Items from a dataset:
##########

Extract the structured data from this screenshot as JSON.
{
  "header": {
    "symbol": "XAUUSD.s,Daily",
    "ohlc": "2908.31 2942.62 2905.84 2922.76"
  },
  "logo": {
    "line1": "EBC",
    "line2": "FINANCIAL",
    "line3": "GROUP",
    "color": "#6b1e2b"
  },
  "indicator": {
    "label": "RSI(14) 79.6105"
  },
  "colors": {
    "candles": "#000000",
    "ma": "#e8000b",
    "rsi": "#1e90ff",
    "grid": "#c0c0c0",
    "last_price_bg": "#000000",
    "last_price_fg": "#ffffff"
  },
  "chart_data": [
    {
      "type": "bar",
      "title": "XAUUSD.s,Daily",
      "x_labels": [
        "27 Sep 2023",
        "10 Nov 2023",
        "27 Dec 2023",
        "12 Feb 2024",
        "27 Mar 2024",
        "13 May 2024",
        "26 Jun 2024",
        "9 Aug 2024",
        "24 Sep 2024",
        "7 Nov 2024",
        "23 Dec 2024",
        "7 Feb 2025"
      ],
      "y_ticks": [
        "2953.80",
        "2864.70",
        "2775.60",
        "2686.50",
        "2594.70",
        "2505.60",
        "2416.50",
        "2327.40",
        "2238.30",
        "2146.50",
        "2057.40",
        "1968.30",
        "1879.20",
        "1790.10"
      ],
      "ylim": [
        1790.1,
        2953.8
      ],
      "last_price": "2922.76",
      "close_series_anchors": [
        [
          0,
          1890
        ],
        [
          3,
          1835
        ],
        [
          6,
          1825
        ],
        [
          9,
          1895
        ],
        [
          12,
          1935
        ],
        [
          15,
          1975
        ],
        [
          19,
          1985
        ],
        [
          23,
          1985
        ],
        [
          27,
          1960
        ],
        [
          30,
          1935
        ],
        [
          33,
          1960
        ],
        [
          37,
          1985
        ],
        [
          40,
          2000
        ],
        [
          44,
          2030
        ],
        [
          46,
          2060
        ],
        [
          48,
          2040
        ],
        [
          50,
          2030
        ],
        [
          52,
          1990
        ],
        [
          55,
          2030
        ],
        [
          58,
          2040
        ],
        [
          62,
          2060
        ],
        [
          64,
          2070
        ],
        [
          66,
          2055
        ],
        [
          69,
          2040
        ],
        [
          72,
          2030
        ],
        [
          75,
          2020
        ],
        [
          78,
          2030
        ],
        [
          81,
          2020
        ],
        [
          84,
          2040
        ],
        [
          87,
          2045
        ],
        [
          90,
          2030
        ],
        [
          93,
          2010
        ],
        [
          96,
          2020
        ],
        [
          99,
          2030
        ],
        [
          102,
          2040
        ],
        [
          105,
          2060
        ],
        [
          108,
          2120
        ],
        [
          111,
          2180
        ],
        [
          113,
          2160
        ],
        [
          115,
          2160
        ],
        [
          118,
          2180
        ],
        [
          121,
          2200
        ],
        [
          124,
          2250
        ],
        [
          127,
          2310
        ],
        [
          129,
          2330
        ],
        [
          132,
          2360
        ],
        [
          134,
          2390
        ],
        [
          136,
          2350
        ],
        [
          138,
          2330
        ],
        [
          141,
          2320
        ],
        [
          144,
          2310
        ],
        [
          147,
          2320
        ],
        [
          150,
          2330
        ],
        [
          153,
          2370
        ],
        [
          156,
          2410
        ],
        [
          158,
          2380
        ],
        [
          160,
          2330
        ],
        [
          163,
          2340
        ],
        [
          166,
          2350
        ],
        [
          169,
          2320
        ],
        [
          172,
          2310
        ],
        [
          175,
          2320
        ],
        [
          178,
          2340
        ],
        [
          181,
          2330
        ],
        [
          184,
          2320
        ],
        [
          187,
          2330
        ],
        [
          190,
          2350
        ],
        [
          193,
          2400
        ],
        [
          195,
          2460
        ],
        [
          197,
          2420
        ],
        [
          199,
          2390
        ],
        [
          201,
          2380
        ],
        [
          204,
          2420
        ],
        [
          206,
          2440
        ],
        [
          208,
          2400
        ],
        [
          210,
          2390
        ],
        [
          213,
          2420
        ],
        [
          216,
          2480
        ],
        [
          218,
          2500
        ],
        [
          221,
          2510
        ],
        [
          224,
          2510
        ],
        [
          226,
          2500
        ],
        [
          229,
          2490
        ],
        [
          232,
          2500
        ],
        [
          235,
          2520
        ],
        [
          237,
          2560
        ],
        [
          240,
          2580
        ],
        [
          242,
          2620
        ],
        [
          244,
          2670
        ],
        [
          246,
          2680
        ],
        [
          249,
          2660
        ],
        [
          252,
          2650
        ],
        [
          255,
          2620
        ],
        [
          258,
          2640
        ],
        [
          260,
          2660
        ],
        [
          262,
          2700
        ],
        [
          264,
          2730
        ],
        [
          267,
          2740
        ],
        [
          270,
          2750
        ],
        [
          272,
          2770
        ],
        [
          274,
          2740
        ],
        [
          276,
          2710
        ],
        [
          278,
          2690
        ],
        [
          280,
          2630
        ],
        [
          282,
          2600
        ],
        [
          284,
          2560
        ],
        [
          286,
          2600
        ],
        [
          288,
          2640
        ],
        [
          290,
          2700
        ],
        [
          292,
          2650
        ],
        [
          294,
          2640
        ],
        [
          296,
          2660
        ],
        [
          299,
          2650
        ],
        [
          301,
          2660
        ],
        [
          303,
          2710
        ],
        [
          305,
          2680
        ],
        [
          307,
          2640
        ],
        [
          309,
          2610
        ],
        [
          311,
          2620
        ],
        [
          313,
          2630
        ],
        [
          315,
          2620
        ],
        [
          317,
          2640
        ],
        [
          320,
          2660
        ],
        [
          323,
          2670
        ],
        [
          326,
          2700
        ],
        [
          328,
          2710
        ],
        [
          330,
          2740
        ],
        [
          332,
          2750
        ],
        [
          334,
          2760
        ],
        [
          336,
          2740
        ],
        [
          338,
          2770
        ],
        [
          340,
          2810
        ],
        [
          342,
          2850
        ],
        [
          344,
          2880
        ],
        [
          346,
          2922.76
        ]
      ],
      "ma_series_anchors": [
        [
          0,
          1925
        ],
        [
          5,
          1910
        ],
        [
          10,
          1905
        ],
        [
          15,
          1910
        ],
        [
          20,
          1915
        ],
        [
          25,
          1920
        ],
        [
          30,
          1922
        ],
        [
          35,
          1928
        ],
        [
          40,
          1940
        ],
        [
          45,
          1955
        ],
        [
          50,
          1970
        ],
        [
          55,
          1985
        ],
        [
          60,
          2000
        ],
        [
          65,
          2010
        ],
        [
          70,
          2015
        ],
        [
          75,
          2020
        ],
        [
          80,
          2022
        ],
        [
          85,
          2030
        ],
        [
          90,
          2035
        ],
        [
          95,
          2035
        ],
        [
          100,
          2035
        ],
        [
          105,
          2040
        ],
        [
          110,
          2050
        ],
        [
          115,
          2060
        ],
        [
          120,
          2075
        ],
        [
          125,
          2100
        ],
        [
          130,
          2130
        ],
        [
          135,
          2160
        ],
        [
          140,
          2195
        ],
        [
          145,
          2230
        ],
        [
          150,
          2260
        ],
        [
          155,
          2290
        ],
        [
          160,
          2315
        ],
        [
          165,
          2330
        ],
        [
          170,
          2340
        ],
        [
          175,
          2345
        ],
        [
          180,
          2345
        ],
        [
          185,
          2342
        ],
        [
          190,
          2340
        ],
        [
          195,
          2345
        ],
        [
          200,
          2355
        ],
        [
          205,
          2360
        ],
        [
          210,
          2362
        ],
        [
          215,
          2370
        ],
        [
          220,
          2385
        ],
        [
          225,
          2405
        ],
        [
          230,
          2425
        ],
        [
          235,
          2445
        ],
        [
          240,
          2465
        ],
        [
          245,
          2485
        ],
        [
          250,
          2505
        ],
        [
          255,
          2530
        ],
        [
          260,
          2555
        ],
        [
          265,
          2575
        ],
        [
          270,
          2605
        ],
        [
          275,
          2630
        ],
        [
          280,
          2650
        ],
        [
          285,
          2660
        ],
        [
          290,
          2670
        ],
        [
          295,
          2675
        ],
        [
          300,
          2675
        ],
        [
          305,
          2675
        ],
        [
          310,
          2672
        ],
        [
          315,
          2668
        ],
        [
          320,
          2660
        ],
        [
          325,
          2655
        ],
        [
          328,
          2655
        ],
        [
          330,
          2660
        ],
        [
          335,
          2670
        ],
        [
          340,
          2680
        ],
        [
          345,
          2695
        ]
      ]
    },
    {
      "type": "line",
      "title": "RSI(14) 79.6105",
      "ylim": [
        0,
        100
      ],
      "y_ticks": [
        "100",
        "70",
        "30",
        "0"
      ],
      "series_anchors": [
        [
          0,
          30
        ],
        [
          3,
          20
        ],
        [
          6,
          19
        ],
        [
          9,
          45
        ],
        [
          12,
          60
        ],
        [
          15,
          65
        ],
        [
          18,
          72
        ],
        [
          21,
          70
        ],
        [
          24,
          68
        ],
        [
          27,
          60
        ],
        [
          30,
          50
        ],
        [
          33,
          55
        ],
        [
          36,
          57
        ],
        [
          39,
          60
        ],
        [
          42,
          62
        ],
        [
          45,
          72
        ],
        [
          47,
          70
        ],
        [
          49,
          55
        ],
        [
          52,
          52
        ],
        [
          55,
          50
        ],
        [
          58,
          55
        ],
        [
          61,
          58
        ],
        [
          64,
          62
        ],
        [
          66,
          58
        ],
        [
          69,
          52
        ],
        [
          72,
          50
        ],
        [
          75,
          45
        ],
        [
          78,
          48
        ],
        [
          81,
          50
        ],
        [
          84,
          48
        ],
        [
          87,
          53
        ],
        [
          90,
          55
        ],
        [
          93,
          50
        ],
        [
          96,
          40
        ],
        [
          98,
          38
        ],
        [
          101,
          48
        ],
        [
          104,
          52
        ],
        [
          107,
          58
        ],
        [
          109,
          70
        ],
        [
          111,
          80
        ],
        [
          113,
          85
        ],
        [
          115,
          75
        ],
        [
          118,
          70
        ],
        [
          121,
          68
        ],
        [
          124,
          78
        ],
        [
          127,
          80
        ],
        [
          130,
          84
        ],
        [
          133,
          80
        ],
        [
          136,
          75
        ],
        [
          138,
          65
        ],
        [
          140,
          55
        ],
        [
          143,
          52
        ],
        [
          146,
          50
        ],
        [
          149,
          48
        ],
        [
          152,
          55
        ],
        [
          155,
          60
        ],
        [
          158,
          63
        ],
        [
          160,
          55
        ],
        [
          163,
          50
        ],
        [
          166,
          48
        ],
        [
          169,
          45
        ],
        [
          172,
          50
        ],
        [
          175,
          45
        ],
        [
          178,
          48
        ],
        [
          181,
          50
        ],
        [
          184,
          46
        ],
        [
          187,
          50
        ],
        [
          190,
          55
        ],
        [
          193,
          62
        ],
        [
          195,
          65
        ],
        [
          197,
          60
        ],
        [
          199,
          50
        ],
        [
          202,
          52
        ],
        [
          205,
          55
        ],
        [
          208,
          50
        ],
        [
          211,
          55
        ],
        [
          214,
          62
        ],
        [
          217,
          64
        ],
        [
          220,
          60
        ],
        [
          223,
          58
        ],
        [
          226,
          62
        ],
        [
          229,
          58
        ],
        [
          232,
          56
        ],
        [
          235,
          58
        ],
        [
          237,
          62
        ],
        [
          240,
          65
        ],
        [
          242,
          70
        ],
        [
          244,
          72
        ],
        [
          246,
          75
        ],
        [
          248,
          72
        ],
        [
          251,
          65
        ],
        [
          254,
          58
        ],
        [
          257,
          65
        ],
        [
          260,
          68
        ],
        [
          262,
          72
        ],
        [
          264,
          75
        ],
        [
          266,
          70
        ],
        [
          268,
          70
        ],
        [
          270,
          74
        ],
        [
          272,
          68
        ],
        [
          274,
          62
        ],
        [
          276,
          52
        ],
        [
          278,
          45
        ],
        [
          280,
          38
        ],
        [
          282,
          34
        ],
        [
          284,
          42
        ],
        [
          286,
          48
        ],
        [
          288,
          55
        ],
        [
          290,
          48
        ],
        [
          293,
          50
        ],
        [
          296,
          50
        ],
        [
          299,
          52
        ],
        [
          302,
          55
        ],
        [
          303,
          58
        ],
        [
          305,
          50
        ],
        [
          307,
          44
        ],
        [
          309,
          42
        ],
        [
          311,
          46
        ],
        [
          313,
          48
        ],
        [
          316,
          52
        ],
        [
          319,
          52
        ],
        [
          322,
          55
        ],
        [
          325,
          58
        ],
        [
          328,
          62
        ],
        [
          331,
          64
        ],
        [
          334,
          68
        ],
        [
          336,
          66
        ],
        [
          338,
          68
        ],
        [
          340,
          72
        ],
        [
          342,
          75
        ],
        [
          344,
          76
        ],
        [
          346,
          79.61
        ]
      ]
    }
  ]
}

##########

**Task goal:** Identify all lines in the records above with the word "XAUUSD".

**Exercise output:**
    "symbol": "XAUUSD.s,Daily",
      "title": "XAUUSD.s,Daily",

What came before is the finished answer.